= EXERCISE DIRECTIONS =
Find the lines of the material below that include the string "topic", then copy each one.

= EXERCISE DATA =

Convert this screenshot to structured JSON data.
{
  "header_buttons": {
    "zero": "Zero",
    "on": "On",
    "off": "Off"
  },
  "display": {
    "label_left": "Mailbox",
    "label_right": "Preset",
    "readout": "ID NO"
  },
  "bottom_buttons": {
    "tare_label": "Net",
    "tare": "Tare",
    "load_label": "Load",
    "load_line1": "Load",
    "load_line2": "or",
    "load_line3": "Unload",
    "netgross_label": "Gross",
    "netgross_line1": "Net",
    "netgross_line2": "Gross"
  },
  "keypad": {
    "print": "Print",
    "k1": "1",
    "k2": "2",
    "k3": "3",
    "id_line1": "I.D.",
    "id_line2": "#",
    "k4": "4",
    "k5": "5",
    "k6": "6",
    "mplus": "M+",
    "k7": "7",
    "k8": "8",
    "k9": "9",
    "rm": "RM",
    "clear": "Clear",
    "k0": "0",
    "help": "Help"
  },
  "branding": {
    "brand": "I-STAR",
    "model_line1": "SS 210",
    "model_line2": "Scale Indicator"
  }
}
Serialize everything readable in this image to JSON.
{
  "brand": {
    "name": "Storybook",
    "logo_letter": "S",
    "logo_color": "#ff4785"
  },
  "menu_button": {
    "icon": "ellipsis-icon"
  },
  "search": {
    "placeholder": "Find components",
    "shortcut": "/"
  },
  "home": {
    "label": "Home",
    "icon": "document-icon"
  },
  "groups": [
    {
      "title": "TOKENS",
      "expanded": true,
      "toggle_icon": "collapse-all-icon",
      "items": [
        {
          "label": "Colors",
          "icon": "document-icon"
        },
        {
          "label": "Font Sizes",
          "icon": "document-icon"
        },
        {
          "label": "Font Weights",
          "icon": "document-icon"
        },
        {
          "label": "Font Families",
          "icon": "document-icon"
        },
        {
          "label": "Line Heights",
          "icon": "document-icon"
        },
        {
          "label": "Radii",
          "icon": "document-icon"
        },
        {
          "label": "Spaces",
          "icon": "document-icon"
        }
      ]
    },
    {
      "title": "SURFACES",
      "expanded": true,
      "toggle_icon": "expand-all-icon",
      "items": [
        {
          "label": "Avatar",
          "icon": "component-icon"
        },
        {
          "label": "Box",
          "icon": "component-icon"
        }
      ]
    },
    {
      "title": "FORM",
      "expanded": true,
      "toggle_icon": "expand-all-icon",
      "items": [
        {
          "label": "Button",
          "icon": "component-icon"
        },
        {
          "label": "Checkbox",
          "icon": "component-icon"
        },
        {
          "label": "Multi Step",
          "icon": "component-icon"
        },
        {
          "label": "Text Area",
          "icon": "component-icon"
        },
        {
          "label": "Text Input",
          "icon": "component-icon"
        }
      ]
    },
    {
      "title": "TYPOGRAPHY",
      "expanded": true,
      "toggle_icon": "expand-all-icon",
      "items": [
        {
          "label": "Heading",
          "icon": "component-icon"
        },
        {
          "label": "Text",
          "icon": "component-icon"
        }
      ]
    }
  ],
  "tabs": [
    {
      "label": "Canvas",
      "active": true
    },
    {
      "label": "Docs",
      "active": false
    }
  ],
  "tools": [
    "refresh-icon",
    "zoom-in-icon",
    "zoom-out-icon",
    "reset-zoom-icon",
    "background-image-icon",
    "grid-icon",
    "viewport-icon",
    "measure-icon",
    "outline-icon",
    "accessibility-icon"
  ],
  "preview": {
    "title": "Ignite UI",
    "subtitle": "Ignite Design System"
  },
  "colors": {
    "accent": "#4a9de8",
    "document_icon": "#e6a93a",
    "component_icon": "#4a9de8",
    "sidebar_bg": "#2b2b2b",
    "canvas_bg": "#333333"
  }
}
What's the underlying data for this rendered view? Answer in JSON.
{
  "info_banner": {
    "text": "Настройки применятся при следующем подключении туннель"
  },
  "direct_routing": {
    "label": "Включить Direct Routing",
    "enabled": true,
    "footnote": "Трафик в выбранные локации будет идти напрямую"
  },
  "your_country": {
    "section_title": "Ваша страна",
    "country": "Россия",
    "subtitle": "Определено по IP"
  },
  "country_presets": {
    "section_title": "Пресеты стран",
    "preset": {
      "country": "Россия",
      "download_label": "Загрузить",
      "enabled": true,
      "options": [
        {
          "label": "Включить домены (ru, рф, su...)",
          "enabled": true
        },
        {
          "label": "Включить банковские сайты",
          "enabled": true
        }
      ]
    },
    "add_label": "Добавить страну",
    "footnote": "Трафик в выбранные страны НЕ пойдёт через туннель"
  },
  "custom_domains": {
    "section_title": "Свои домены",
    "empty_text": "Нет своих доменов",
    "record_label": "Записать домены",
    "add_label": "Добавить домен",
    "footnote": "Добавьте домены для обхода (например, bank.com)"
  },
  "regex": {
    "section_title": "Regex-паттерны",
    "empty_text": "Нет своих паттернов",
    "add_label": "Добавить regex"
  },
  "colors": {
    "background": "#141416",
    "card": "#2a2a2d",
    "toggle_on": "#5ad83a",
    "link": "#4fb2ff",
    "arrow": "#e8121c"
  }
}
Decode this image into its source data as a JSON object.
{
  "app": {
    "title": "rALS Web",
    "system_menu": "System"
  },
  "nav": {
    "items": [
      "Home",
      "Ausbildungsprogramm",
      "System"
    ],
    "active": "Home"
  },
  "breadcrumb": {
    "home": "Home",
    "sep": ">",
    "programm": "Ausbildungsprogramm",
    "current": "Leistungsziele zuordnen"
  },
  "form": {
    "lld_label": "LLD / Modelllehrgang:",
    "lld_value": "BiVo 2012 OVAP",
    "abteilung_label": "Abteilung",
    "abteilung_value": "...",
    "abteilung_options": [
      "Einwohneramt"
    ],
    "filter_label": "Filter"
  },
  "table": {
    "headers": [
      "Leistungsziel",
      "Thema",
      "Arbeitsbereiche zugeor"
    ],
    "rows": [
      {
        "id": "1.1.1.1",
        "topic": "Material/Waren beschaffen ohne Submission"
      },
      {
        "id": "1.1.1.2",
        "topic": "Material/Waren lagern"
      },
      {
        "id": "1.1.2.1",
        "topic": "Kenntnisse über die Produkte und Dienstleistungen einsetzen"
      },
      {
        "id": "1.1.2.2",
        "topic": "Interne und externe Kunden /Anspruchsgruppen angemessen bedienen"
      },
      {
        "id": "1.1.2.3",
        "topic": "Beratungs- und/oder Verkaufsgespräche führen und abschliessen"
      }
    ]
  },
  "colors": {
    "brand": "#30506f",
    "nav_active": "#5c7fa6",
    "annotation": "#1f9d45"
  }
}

= REPLY =
        "topic": "Material/Waren beschaffen ohne Submission"
        "topic": "Material/Waren lagern"
        "topic": "Kenntnisse über die Produkte und Dienstleistungen einsetzen"
        "topic": "Interne und externe Kunden /Anspruchsgruppen angemessen bedienen"
        "topic": "Beratungs- und/oder Verkaufsgespräche führen und abschliessen"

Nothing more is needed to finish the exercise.